Wednesday, September 9, 2015

Author's Blog: Neighborhood Revitalization and the Anchor Institution: Assessing the Impact of the University of Pennsylvania's West Philadelphia Initiatives on University City

This is an author-produced blog post to introduce upcoming Urban Affairs Review articles. This article is available in OnlineFirst. The abstract and article are available to download for free until October 25, 2015. 


Meagan Ehlenz

Early Friday morning, January 18, 2013, adults began forming a line outside the Penn Alexander School (PAS) in Philadelphia’s University City neighborhood. By nightfall, more than seventy people had literally set up camp with tents and sleeping bags extending down the block to guard against the twenty-nine degree (F) chill. While this scene may be familiar to concertgoers or video gamers the night before a big release, the inhabitants of this encampment were different. They were all parents of 4 year olds with a single goal: to enroll their children in kindergarten when class registration opened on January 22nd, four days later.
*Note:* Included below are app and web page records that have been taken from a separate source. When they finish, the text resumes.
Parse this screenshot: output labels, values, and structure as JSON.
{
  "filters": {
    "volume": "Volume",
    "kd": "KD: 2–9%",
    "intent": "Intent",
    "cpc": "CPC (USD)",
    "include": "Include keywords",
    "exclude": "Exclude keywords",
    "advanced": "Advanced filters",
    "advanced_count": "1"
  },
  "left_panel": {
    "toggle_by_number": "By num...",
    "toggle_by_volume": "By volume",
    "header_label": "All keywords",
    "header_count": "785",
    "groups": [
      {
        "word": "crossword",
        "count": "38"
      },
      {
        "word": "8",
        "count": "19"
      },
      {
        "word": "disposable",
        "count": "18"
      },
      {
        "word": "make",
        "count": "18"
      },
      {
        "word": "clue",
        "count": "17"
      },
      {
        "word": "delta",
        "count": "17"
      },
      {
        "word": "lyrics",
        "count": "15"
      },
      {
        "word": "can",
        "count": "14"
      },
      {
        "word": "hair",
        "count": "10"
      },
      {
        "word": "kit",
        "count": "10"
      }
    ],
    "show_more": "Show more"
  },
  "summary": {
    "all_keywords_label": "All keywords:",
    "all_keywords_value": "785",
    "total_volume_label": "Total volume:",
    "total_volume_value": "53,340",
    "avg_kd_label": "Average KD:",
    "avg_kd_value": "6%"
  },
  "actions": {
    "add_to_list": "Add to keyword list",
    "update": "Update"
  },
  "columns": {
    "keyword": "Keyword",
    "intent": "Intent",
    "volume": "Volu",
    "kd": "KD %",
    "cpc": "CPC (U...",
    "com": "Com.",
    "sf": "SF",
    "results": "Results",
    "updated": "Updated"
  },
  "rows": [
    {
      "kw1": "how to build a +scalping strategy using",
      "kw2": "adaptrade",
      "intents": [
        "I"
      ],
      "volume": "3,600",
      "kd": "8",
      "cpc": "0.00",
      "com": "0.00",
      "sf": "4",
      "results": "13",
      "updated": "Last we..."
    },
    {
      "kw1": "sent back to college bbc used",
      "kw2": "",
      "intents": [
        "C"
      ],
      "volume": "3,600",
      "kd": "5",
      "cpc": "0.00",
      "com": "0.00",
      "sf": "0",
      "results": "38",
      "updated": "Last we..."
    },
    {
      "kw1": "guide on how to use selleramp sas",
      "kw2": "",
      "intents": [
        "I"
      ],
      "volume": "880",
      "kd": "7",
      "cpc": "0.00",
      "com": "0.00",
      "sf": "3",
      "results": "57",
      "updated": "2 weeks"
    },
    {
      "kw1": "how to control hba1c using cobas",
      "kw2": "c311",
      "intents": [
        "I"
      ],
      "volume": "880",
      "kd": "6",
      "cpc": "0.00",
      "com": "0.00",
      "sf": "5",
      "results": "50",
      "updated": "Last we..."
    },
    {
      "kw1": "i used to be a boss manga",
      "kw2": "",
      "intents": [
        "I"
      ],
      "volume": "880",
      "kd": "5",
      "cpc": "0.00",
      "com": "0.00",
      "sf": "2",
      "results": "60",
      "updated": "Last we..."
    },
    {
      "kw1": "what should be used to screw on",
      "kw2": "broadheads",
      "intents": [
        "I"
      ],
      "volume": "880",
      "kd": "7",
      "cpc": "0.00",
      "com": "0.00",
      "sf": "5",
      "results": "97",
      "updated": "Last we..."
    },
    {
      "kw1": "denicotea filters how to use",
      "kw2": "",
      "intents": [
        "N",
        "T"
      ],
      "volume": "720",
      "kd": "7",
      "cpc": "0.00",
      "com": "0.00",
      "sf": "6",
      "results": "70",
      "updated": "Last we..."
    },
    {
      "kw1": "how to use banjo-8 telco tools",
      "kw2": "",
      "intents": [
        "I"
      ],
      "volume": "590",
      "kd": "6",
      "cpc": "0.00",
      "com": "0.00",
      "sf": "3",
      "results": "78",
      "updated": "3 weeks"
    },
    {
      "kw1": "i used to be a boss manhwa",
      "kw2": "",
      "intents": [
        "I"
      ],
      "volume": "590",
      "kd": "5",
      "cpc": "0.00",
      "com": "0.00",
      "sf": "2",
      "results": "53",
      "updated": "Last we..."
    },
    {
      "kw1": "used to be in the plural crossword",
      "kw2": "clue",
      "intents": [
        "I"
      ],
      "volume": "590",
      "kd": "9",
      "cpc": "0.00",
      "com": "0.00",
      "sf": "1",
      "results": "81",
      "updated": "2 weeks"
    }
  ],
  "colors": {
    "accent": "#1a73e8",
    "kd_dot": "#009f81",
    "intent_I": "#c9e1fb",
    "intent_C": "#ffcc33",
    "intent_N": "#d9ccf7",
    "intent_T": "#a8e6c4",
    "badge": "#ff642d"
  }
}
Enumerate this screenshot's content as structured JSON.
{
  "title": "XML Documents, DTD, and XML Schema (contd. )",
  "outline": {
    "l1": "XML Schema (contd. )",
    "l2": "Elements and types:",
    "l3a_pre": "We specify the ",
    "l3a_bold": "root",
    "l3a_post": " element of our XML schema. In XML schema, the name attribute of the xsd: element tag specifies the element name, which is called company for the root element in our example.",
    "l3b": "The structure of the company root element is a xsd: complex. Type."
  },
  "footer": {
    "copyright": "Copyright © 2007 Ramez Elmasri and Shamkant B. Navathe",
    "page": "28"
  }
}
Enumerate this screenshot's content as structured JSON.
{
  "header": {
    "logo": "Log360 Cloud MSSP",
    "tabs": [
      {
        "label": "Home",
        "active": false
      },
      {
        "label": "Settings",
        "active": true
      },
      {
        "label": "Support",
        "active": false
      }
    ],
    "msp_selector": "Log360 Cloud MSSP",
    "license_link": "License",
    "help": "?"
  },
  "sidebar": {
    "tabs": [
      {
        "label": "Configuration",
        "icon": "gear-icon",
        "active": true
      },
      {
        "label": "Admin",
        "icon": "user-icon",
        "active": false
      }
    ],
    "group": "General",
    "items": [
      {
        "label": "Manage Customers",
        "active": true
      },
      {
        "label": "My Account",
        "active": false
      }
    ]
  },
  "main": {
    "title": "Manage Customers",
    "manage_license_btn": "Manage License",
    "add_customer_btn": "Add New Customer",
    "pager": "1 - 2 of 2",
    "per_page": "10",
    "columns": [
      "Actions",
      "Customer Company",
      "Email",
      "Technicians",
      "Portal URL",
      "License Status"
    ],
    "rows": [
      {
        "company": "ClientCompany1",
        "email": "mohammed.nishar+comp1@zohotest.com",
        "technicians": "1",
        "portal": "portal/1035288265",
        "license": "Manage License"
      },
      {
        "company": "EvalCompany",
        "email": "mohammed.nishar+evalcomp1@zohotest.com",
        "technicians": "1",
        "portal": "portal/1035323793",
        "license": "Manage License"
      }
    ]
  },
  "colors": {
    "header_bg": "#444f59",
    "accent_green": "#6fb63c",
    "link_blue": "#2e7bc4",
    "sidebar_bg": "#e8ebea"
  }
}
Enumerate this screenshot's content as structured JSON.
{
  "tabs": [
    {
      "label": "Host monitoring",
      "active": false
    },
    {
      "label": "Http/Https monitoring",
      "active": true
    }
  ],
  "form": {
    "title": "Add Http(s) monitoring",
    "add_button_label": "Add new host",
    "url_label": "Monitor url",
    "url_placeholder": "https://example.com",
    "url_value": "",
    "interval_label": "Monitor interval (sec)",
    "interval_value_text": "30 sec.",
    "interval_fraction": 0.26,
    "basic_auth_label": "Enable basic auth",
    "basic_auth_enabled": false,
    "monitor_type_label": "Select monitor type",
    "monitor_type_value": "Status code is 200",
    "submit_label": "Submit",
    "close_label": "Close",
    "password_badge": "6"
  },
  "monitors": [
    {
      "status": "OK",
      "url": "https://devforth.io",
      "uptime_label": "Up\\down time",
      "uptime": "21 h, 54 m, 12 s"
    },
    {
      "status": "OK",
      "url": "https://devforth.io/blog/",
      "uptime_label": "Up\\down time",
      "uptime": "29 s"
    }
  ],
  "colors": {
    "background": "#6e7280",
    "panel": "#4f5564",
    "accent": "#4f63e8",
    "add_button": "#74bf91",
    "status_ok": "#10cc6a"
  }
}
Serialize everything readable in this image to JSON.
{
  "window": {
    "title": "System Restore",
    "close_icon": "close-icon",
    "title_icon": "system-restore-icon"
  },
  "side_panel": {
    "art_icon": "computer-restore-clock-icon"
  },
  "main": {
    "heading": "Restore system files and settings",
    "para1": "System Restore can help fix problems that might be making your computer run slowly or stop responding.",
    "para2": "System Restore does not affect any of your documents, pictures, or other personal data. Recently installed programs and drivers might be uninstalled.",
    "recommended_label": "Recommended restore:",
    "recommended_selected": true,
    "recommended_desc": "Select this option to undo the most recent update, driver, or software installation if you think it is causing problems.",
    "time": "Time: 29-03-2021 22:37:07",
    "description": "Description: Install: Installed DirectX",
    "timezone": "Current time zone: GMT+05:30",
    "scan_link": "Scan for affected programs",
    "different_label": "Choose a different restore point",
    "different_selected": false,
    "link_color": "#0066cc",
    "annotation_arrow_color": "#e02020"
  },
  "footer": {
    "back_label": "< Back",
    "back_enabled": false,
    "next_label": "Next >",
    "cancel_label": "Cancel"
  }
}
When PAS opened its doors in 2001, few anticipated the implications of its first-come, first-serve enrollment policy. The Penn-sponsored public school had been conceived in 1998 at a time when West Philadelphia was plagued by crime, families were fleeing the neighborhood, and the public school system was in disarray. In response and conjunction with neighborhood associations, the University of Pennsylvania (Penn) had fostered a relationship with the Philadelphia School District to establish a neighborhood elementary school. The university donated the land for the K-8 facility and invested substantial resources into its construction and operations. These investments were a key component of Penn’s broader neighborhood revitalization strategy, the West Philadelphia Initiatives (WPI), which aimed to stabilize neighborhood conditions, improve property values, and attract and retain residents.